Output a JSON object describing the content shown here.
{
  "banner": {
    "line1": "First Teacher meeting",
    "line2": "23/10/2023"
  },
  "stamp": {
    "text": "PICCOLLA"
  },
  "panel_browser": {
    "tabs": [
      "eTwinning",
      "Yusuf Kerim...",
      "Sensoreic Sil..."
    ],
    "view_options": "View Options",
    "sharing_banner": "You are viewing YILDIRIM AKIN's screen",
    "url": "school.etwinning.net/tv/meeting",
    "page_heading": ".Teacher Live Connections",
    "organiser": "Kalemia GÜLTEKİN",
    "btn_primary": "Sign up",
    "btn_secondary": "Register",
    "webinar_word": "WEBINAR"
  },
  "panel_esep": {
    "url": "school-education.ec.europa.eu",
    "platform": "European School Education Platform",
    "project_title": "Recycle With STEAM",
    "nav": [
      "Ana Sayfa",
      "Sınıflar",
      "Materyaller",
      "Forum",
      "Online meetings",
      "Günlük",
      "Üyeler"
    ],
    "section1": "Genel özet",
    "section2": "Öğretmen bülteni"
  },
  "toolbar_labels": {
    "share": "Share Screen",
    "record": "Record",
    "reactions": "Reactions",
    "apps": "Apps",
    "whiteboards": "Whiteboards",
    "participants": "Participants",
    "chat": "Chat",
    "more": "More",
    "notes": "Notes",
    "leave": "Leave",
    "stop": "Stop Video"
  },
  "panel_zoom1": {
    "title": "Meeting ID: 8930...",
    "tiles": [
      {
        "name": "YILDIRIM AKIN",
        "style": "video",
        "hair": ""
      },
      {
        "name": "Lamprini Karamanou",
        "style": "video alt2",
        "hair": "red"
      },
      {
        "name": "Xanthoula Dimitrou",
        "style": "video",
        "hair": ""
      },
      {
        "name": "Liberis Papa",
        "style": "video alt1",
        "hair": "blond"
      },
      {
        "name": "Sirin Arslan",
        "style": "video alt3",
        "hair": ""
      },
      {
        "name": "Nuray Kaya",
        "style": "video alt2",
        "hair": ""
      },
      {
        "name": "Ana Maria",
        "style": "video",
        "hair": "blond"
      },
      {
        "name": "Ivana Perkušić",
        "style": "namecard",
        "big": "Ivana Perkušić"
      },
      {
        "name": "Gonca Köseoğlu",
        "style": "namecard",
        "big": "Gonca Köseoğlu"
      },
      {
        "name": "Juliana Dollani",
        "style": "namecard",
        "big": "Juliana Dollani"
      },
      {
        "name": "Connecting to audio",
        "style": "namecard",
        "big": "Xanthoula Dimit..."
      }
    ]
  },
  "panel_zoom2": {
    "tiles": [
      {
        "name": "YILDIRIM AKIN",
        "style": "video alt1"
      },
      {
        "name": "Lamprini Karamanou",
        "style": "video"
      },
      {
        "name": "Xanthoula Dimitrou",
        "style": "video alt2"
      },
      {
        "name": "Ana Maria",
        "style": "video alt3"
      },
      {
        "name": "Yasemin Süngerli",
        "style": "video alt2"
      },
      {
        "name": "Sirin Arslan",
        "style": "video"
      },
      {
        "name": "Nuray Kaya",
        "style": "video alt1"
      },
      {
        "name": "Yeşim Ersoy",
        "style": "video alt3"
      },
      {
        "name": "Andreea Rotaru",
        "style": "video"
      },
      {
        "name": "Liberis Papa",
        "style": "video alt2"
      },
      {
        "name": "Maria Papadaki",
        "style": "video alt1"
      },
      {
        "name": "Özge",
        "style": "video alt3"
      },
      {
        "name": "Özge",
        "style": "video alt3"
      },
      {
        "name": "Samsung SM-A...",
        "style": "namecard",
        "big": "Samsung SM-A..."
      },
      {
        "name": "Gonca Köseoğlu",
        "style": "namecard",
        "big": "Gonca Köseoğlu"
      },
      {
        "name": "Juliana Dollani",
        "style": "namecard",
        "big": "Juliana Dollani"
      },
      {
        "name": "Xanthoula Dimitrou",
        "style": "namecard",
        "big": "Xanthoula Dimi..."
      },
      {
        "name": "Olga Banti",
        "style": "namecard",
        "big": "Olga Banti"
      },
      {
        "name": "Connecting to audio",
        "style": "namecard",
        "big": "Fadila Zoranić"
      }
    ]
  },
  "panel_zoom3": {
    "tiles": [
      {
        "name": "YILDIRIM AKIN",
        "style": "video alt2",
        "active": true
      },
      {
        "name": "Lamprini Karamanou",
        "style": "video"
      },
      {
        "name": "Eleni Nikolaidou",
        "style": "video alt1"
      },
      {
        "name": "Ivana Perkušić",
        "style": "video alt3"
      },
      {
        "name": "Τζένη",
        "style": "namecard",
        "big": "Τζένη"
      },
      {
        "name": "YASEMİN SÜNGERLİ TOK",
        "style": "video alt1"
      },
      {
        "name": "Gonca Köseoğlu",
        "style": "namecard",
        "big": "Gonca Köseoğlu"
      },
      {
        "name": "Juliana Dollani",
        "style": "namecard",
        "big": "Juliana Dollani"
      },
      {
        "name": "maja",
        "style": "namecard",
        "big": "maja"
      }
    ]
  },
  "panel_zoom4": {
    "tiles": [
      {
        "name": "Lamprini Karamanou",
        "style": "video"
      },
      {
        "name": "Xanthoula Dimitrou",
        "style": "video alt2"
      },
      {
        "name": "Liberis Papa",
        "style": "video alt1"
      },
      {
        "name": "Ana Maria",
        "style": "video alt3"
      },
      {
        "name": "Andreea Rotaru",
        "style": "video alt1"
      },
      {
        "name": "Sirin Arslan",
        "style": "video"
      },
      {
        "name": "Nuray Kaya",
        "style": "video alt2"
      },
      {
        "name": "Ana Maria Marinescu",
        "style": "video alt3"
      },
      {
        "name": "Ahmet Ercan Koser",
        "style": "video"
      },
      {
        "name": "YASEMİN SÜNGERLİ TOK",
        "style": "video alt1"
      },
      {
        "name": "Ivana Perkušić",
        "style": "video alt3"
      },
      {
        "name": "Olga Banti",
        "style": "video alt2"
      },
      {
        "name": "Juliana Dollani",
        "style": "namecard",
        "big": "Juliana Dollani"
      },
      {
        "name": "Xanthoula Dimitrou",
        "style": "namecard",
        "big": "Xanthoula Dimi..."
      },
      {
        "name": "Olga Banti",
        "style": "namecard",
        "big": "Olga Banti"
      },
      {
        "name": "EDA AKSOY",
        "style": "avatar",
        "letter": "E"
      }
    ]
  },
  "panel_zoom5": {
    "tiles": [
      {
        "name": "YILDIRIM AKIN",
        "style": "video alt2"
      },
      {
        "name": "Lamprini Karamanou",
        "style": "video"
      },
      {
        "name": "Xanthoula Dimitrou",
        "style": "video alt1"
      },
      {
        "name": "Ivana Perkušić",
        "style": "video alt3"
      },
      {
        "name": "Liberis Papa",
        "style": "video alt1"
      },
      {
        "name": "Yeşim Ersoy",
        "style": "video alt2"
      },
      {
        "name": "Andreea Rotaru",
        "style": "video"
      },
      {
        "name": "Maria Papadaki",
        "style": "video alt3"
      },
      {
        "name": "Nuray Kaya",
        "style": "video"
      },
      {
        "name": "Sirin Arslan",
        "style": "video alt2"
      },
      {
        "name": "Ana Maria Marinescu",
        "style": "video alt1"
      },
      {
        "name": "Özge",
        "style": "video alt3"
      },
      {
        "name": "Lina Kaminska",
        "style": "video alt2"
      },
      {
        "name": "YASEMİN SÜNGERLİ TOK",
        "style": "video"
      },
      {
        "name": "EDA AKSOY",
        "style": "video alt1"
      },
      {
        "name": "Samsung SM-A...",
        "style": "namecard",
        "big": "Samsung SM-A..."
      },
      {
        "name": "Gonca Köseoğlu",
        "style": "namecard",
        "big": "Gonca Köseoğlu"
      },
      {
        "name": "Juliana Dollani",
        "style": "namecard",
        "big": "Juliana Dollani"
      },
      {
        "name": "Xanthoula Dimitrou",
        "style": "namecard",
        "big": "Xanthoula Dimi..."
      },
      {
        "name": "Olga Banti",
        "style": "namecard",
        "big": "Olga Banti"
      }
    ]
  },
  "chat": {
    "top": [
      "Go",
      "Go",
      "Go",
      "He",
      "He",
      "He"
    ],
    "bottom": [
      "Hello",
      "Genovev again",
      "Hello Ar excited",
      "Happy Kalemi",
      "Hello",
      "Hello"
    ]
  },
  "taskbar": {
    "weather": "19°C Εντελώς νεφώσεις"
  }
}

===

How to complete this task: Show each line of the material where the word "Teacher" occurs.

The completed task:
    "line1": "First Teacher meeting",
    "page_heading": ".Teacher Live Connections",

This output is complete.